Steinfeld is radiant as Nadine; we buy into her teenage angst from the get-go and she handles the rapid transitions from jokes to anguish with ease. It helps that she melds well with almost everyone else in the cast, particularly Woody Harrelson’s hilarious history teacher and Szeto’s dorky and whimsical love interest.

Fremon Craig aims to surpass the limitations of the average coming-of-age film and wholeheartedly succeeds. Her film easily finds itself in the upper echelon of recent angst-ridden teen films, up there with the likes of The Perks of Being a Wallflower, Sing Street and Me and Earl and the Dying Girl. Like those John Hughes films in decades gone by, it has a little bit of something for everyone.

The Edge of Seventeen is available in Australian cinemas from January 5th 

Image courtesy of Roadshow Films

Movie Review – Sing Street

Prepare to smile and sing along like a complete dork; John Carney’s Sing Street is joyful, cinematic heaven.

⭐ ⭐ ⭐ ⭐ ½
Rhys Graeme-Drury

Sing Street travels a path well trodden; we open with 15-year-old schoolkid Conor (Ferdia Walsh-Peelo) idly strumming his acoustic guitar to drown out the sound of his parents fighting downstairs. It turns out that they can no longer afford to send Conor to his posh private school, instead enrolling him at a crummy public school run by the overbearing Brother Baxter (Don Wycherley).

It’s here that Conor meets a whole range of colourful characters, including the enigmatic girl who hangs out by the school gates, Raphina (Lucy Boynton), who Conor one day invites to star in his band’s new music video. Of course, in order to achieve this, Conor must actually start said band. Dubbed Sing Street, Conor and his desperately uncool friends start writing originals that riff on everything they see on Top of the Pops; Duran Duran, Genesis, The Jam and so on. Along with increasingly fleeting fashion phases, Conor and the crew’s hapless attempts at ‘finding their sound’ become increasingly difficult whilst also navigating the pratfalls of high school and the looming reality of adulthood.

Writer/director John Carney has a lot of fun remaking his tearaway youth during which he played bass guitar in Irish pop group The Frames. The shabby streets of 1980’s Dublin are lovingly recreated, as are some of the more outlandish outfits of the era. Costume designer Tiziana Corvisieri is given free reign to play with flyaway hairstyles à la The Cure or Adam Ant-inspired trench coats, making for a great visual gag that builds through the film.

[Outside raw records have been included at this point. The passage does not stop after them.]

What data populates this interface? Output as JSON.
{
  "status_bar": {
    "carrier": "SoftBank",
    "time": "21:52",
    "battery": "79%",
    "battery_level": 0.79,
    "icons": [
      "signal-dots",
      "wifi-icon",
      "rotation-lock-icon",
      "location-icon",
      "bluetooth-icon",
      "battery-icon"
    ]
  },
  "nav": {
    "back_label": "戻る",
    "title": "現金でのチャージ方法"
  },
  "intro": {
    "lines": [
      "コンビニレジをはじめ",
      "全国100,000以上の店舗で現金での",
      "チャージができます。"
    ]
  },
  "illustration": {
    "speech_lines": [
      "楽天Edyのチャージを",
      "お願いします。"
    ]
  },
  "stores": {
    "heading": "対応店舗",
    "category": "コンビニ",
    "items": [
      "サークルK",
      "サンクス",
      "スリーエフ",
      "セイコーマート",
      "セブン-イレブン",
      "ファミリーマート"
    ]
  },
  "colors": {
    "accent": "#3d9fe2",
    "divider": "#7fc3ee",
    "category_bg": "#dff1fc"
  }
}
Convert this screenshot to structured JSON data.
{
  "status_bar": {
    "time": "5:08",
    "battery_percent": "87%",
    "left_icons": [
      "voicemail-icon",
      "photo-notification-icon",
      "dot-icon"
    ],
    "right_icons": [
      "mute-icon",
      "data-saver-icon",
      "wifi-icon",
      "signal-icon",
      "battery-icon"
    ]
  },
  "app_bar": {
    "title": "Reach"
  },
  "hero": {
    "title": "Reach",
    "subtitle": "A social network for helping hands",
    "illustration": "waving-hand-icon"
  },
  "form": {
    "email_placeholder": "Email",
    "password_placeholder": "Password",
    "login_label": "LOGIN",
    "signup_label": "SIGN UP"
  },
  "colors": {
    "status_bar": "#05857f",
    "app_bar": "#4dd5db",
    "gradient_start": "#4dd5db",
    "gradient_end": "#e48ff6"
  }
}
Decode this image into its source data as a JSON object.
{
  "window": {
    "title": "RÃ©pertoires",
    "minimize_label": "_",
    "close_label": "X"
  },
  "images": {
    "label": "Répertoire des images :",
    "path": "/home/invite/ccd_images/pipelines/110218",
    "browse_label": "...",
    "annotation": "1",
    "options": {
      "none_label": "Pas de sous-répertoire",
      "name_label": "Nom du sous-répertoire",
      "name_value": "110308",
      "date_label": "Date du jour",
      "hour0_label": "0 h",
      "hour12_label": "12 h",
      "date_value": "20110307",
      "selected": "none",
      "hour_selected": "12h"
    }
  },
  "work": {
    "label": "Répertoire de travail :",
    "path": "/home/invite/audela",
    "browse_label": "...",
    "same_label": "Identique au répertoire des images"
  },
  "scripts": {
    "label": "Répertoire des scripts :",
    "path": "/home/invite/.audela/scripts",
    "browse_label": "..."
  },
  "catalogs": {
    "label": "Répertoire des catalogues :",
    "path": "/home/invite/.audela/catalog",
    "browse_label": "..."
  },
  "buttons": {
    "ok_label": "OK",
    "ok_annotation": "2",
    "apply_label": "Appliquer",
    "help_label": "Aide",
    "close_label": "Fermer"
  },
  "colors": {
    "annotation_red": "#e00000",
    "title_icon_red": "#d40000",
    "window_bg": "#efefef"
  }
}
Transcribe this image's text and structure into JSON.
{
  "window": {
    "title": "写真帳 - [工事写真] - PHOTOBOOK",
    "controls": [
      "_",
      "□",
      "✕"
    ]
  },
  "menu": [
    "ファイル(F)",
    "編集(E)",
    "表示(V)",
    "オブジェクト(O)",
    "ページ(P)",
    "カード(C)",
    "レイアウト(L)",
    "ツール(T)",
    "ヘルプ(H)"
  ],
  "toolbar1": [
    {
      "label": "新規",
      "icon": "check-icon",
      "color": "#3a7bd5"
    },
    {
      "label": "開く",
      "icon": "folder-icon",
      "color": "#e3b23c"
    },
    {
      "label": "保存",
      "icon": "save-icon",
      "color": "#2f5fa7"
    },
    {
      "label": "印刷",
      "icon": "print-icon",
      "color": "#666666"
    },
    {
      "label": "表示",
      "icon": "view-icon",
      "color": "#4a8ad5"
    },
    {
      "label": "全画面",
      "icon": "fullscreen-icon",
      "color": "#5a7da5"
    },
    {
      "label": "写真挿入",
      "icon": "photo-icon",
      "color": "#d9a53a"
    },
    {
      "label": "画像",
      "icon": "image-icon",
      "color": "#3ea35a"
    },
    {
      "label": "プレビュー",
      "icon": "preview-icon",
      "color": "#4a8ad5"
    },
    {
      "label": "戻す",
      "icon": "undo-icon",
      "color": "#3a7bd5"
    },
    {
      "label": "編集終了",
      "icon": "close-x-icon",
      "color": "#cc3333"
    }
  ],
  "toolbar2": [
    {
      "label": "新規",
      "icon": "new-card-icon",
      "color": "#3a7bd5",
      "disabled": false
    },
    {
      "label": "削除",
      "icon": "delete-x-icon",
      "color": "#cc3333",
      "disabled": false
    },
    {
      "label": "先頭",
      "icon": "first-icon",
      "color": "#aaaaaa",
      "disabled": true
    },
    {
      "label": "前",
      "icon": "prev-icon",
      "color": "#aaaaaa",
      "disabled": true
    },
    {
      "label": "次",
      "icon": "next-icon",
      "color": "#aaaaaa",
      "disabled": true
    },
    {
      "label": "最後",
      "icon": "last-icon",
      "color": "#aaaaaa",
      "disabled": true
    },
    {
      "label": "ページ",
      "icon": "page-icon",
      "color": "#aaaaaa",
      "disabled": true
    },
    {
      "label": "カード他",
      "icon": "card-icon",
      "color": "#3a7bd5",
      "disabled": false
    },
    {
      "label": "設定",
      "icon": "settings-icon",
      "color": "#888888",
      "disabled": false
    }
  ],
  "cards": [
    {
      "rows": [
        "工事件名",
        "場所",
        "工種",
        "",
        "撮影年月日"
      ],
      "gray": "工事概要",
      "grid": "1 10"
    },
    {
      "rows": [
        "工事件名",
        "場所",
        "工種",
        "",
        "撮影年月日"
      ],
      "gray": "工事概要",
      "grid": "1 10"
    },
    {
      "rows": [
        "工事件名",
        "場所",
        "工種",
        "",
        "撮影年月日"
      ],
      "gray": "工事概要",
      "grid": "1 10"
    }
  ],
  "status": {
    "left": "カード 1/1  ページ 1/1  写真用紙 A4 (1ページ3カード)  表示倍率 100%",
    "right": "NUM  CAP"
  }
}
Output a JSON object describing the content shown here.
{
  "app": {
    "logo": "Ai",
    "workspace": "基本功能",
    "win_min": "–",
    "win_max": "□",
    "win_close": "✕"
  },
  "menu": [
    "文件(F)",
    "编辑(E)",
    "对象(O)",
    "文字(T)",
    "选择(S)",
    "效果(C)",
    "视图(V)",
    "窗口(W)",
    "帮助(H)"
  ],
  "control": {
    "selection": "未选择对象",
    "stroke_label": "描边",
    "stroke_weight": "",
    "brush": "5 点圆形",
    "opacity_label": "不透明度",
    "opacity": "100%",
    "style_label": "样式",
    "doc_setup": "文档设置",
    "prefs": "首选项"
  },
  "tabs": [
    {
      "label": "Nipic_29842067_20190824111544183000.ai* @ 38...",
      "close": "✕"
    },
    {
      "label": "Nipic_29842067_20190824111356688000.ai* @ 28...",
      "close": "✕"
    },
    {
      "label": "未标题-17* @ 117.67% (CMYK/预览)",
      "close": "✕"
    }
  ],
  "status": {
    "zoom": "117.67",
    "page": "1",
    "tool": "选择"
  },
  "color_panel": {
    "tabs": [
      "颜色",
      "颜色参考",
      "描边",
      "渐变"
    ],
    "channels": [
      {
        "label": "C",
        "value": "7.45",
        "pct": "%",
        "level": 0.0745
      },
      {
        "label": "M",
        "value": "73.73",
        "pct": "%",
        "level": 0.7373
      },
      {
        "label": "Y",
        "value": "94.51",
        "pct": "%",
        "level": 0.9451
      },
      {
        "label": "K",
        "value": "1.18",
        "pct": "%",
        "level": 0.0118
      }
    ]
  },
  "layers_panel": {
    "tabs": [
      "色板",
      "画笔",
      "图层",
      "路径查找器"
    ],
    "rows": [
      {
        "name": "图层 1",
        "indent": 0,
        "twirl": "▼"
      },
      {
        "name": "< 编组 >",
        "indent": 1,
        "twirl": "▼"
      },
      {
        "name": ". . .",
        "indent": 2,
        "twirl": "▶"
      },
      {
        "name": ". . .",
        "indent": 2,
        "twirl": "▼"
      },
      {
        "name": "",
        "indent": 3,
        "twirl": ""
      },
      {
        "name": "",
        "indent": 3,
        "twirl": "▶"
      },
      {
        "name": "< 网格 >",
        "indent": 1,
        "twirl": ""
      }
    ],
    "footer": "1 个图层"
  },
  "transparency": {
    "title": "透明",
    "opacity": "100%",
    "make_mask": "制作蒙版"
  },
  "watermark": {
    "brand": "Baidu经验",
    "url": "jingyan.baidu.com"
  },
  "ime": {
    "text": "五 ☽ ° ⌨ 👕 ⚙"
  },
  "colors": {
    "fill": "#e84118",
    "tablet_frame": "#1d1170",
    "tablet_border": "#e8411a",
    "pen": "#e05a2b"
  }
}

Jack Reynor is practically unrecognisable as Conor’s stoner older brother Brendan; his dank haircut and thick Celtic brogue adding to a fantastically layered supporting performance. Likewise Aidan Gillen and Maria Doyle Kennedy impress as the embattled parents who fail to see Conor’s unfurling talent.

Sing Street peaks numerous times throughout the tight 106-minute runtime, but chief among them is a cathartic Back to the Future-esque daydream that won’t fail to bring a smile to your face.

Sing Street might be telling a tale as old as time itself, but through a string of catchy musical numbers and a talented ensemble, it transforms into a euphoric, triumphant ode to adolescent love and heartbreak. Having fine-tuned the formula through his past work on Once and Begin Again, Carney delivers his most accomplished and confident film yet in Sing Street.

If you’ve ever picked up an instrument and sucked, Sing Street is for you; if you’ve ever loved someone beyond all logical reason, Sing Street is for you. But, most importantly, Sing Street is for anyone who has ever been young, bright-eyed and had the world at their feet. It’s incredibly mawkish at times, but Carney’s insatiable screenplay is hideously uplifting. Rarely is a coming-of-age tale executed with such burning passion, gentle nostalgia and wry wit. It’s an absolute must-see for fun-loving film and music fans of all ages.

Sing Street is available in Australian cinemas from July 15

Image courtesy of Roadshow Films